To a very small but very important extent, water is a weak acid that ionizes to hydrogen and hydroxide ions. This equilibrium reaction has the equation

H2O H+ + OH-

As with all other weak acids, this reaction has an acid dissociation constant expression:

 Ka = [H+][OH+][H2O]

In any amount of water, the concentration of water is so high (55.5 mol water molecules in 1000 mL water) and the number of ionized water molecules is so low (1.0 X 10-7 mol in 1000 mL water) that the concentration of the water molecules is a constant. Therefore we use a different expression when considering the ionization of water. This expression is an ion product called Kw, which has the value 1.0 X 10-14.

Kw = Ka[H2O] = [ H+][OH-] = 1 X 10-14

The pKw of water is the negative logarithm of this constant:

pKw = 14

In pure water, the hydrogen ion concentration, [H+], equals the hydroxide ion concentration, [OH-]. These concentrations can be calculated from the equation for the ionization of water.

H2O H+ + OH-

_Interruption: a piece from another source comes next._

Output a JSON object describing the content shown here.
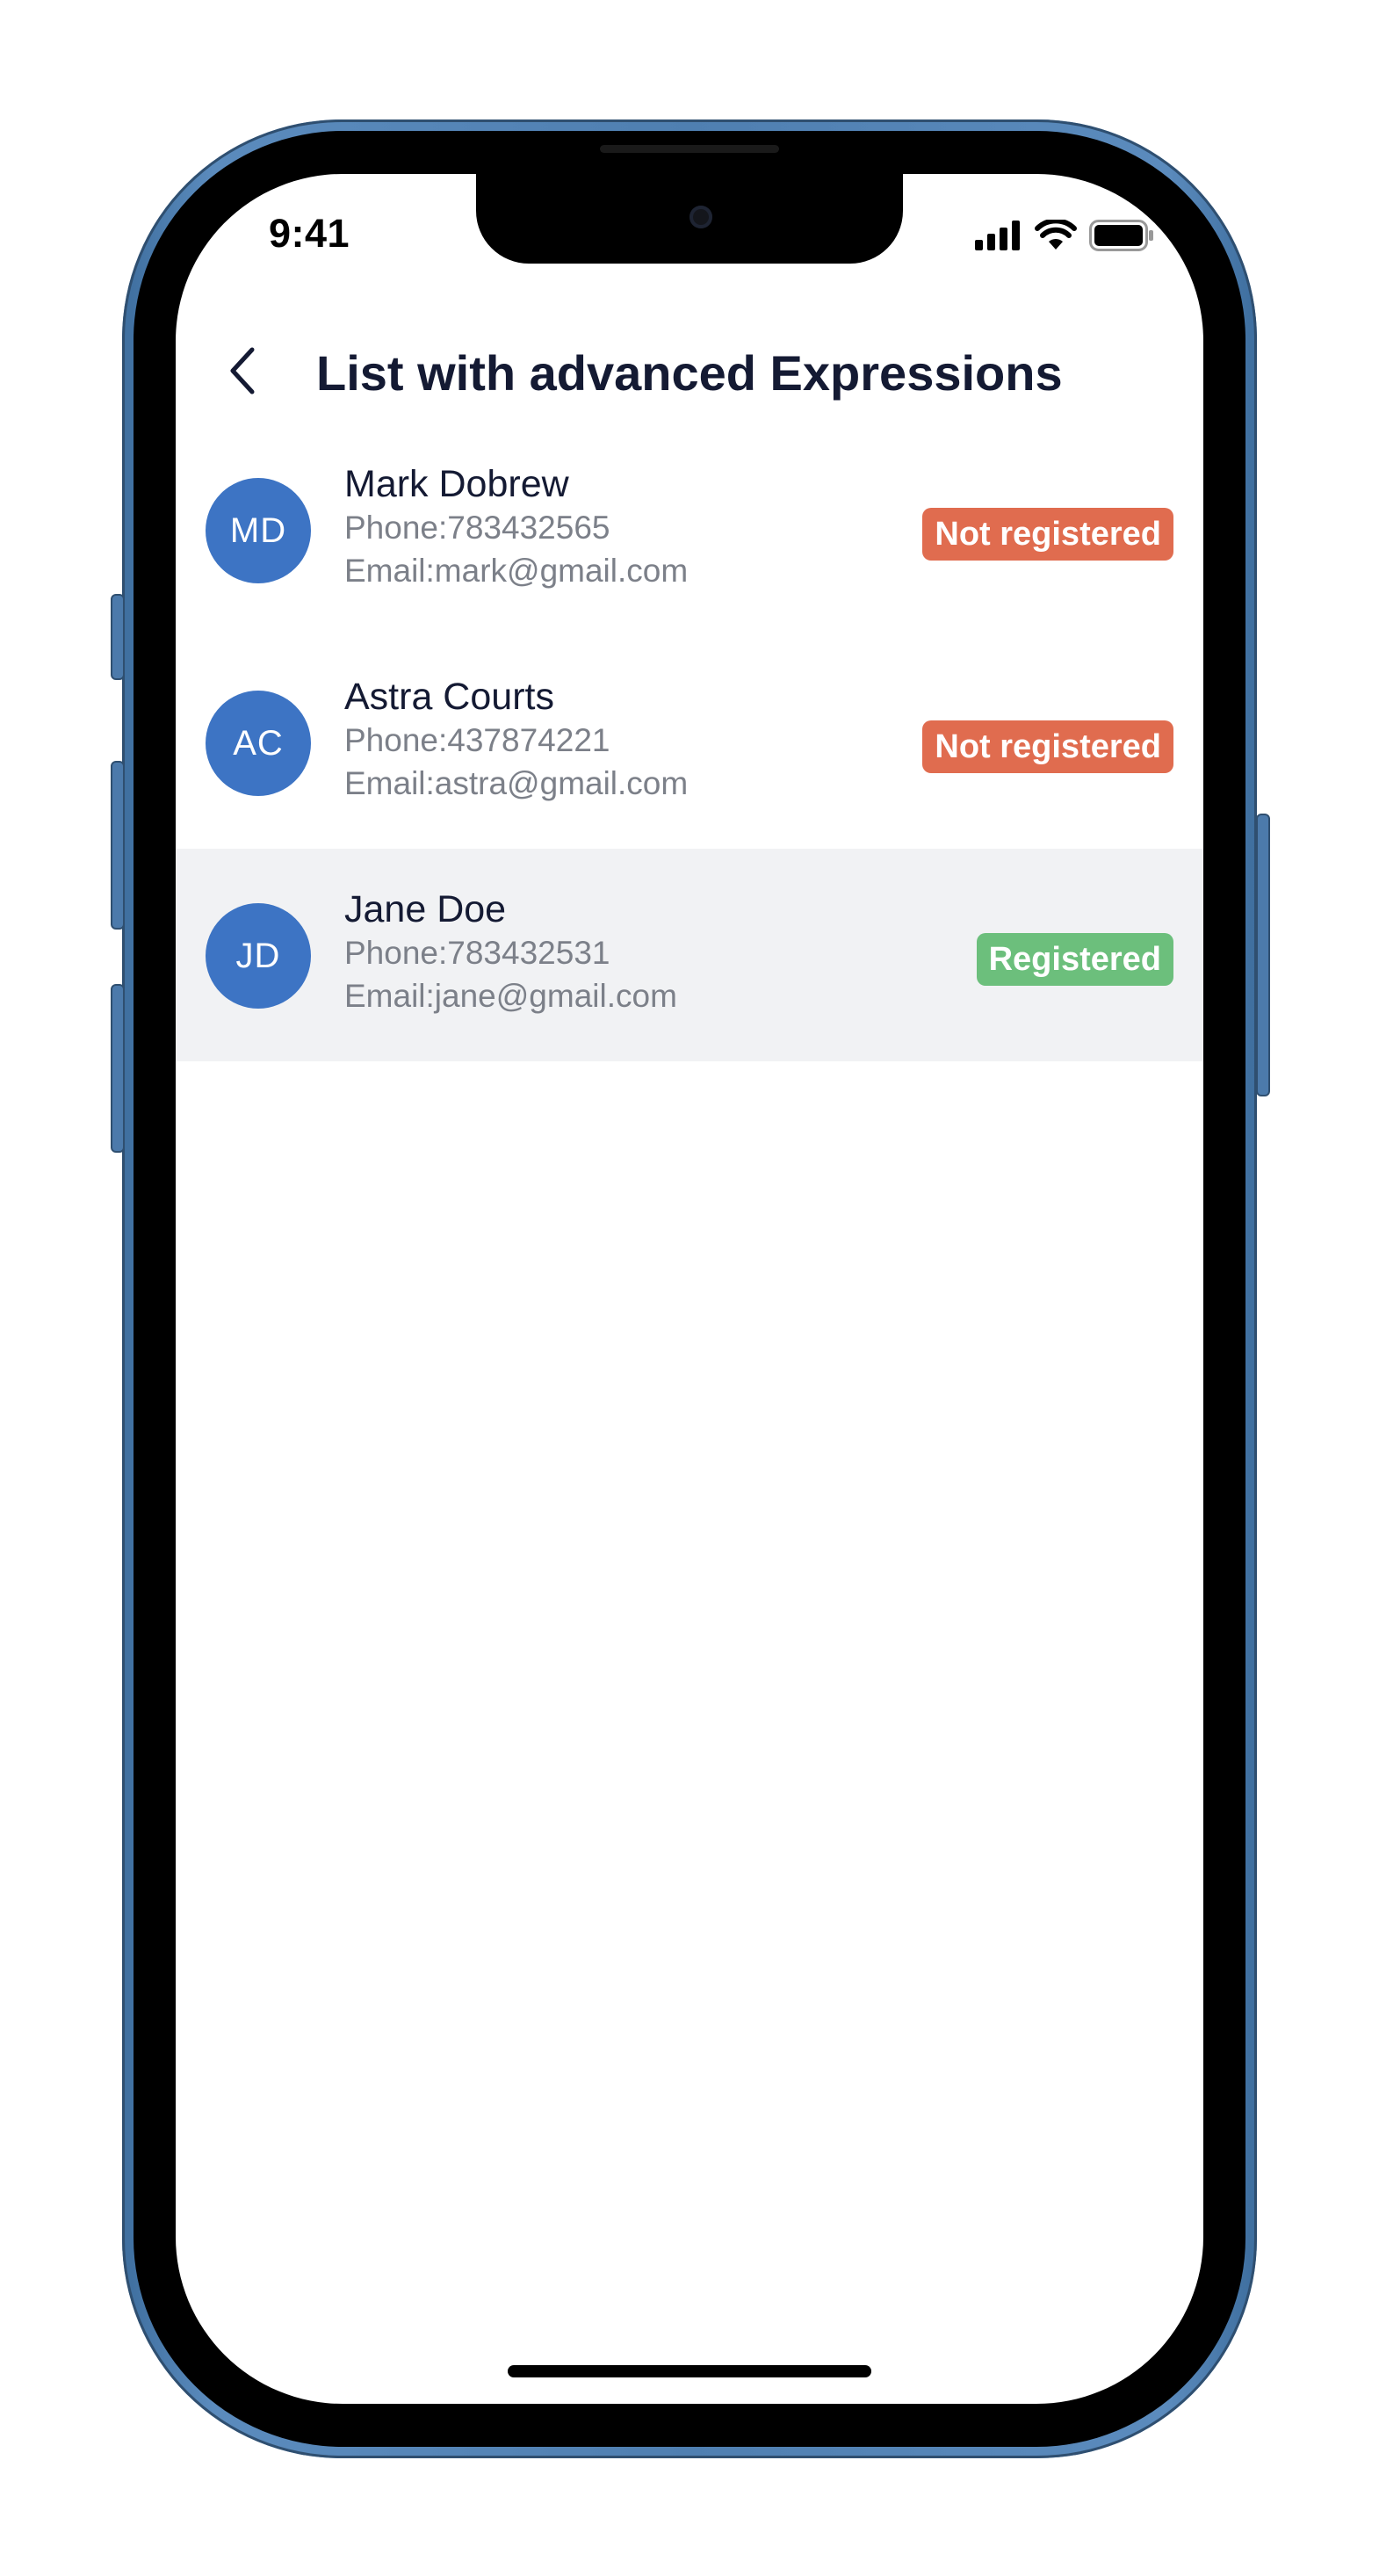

Let x equal the hydrogen ion concentration, [H+]. Then x also equals the hydroxide ion concentration, [OH-]. Substituting into the equilibrium expression we obtain

 [H+][OH-] = (x)(x) = 1 X 10-14 x2 = 1 X 10-14 x = 1 X 10-7 [H+] = [OH-] = 1 X 10-7 M

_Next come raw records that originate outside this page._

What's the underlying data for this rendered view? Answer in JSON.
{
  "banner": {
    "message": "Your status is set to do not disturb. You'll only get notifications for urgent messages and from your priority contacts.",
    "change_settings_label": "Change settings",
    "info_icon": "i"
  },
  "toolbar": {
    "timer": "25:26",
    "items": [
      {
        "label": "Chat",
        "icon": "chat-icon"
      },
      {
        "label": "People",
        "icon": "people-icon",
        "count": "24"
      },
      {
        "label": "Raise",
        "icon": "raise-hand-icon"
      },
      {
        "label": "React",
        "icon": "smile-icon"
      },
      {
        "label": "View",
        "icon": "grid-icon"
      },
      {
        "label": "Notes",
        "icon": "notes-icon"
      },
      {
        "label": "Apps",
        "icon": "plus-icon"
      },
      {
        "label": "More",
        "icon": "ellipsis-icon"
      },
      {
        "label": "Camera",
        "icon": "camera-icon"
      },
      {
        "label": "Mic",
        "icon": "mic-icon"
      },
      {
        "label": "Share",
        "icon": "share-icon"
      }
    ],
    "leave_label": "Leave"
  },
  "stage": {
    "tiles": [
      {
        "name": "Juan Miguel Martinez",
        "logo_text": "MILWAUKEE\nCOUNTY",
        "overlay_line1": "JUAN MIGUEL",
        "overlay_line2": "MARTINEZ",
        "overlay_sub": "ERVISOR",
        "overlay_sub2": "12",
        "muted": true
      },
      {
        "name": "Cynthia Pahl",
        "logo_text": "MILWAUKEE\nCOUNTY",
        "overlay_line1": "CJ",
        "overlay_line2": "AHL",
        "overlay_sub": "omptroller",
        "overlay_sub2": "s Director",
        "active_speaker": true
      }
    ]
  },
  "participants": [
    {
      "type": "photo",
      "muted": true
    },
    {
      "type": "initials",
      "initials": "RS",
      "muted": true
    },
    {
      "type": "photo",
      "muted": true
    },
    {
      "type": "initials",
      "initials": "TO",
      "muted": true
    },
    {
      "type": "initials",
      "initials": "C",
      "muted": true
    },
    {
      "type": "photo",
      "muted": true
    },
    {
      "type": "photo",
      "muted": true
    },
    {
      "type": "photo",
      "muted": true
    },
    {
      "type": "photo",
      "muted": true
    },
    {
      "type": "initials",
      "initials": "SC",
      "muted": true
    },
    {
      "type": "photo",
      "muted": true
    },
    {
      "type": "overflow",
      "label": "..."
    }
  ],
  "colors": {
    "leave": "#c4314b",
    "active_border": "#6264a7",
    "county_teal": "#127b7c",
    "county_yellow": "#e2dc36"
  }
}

The pH of pure water is 7, the negative logarithm of 1 X 10-7.

A neutral solution is one that is neither acidic nor basic. The hydrogen ion concentration equals the hydroxide ion concentration, and both equal 1 X 10-7 M. In a neutral solution, then, pH = pOH = 7.

An acidic solution is one in which the hydrogen ion concentration is greater than the hydroxide ion concentration; in other words, the hydrogen ion concentration is greater than 1 X 10-7 M, and the hydroxide ion concentration is less than 1 X 10-7 M. In terms of pH, an acidic solution has a pH less than 7.

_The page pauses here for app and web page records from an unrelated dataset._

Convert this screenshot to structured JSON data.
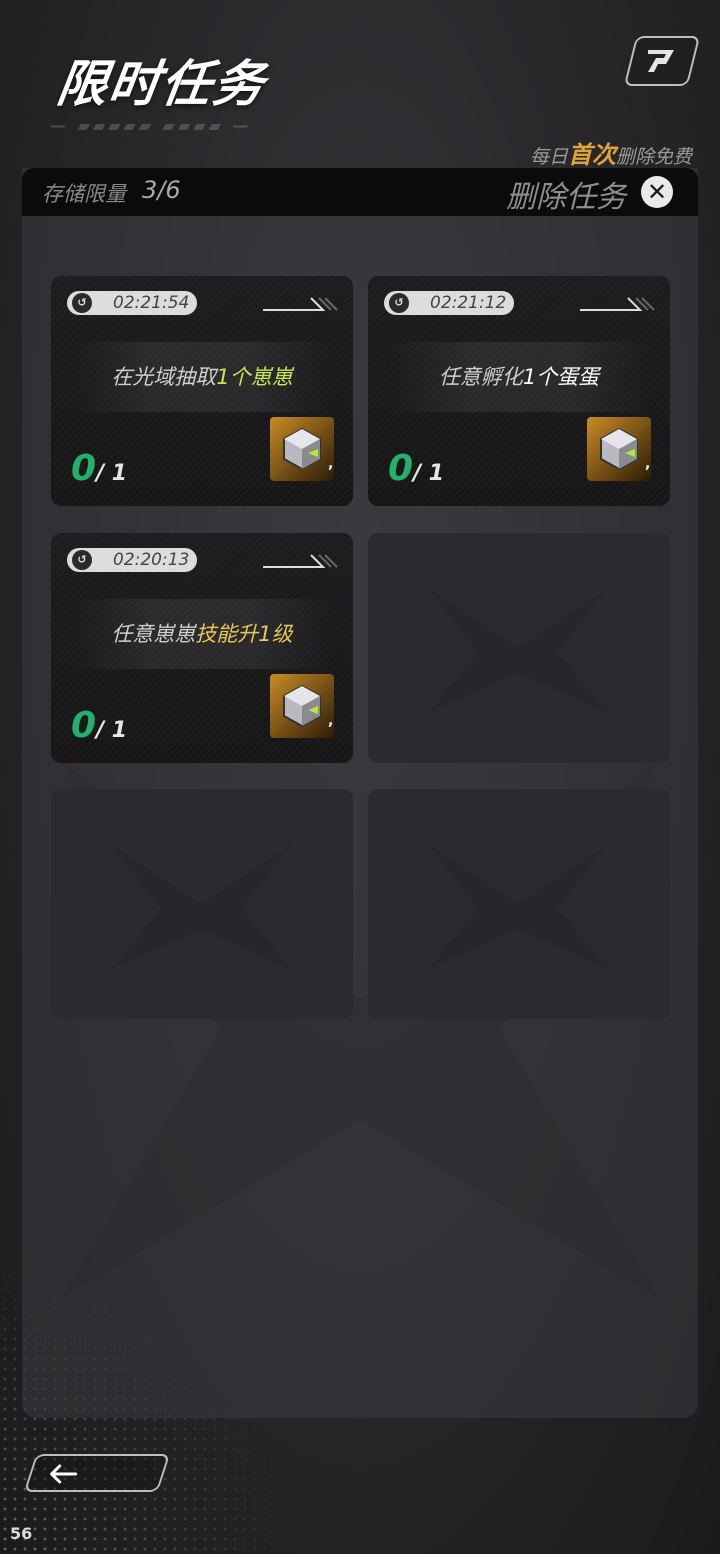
{
  "header": {
    "title": "限时任务",
    "daily_prefix": "每日",
    "daily_highlight": "首次",
    "daily_suffix": "删除免费"
  },
  "storage": {
    "label": "存储限量",
    "value": "3/6"
  },
  "delete_label": "删除任务",
  "tasks": [
    {
      "timer": "02:21:54",
      "mission_pre": "在光域抽取",
      "mission_hl": "1个崽崽",
      "mission_post": "",
      "hl_color": "green",
      "progress_current": "0",
      "progress_total": "/ 1",
      "reward_count": ","
    },
    {
      "timer": "02:21:12",
      "mission_pre": "任意孵化",
      "mission_hl": "1个蛋蛋",
      "mission_post": "",
      "hl_color": "white",
      "progress_current": "0",
      "progress_total": "/ 1",
      "reward_count": ","
    },
    {
      "timer": "02:20:13",
      "mission_pre": "任意崽崽",
      "mission_hl": "技能升1级",
      "mission_post": "",
      "hl_color": "yellow",
      "progress_current": "0",
      "progress_total": "/ 1",
      "reward_count": ","
    }
  ],
  "footer": {
    "fps": "56"
  },
  "colors": {
    "progress_green": "#23b06a",
    "highlight_orange": "#e0a33a",
    "mission_green": "#c4e85a",
    "mission_yellow": "#e8c65a"
  },
  "icons": [
    "brand-icon",
    "close-icon",
    "clock-icon",
    "reward-cube-icon",
    "back-arrow-icon"
  ]
}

What is the hydroxide ion concentration in an acid solution? The following relationships exist whenever water is present:

[H+][OH-] = 1 X 10-14 and pH + pOH = 14

If the hydrogen ion concentration is known, the first relationship can be used to calculate the hydroxide ion concentration. Suppose the hydrogen ion concentration is 0.10 M. Substituting into and rearranging the first relationship gives

 [OH-] = 1.0 X 10-140.10 = 1 X 10-13 M

Suppose the pH of an acidic solution is 1.0. The second relationship can be used to calculate the pOH.

1.0 + pOH = 14      pOH = 13

An alkaline or basic solution is one in which the hydrogen ion concentration is less than 1 X 10-7 M. In terms of pH, an alkaline solution is one in which pH is greater than 7.0. Table 12.8 shows the relationship between pH and pOH on a scale from 0 to 14. Example:

Calculate the hydroxide ion concentration, the pH, and the pOH of 0.010 M nitric acid, HNO3.

Solution

Nitric acid is a strong acid and is therefore completely ionized in solution. Thus, [H+] = 0.010 M and pH =2. The hydroxide ion concentration can be calculated using the Kw constant:

Kw = [H+][OH-] = 1.0x10-14

Substituting and rearranging gives

0.010 x [OH-] = 1.0x10-14

 [OH-] = 1.0x10-14 0.010 = 1.0x10-12 M

Because pH + pOH = 14

pOH = 12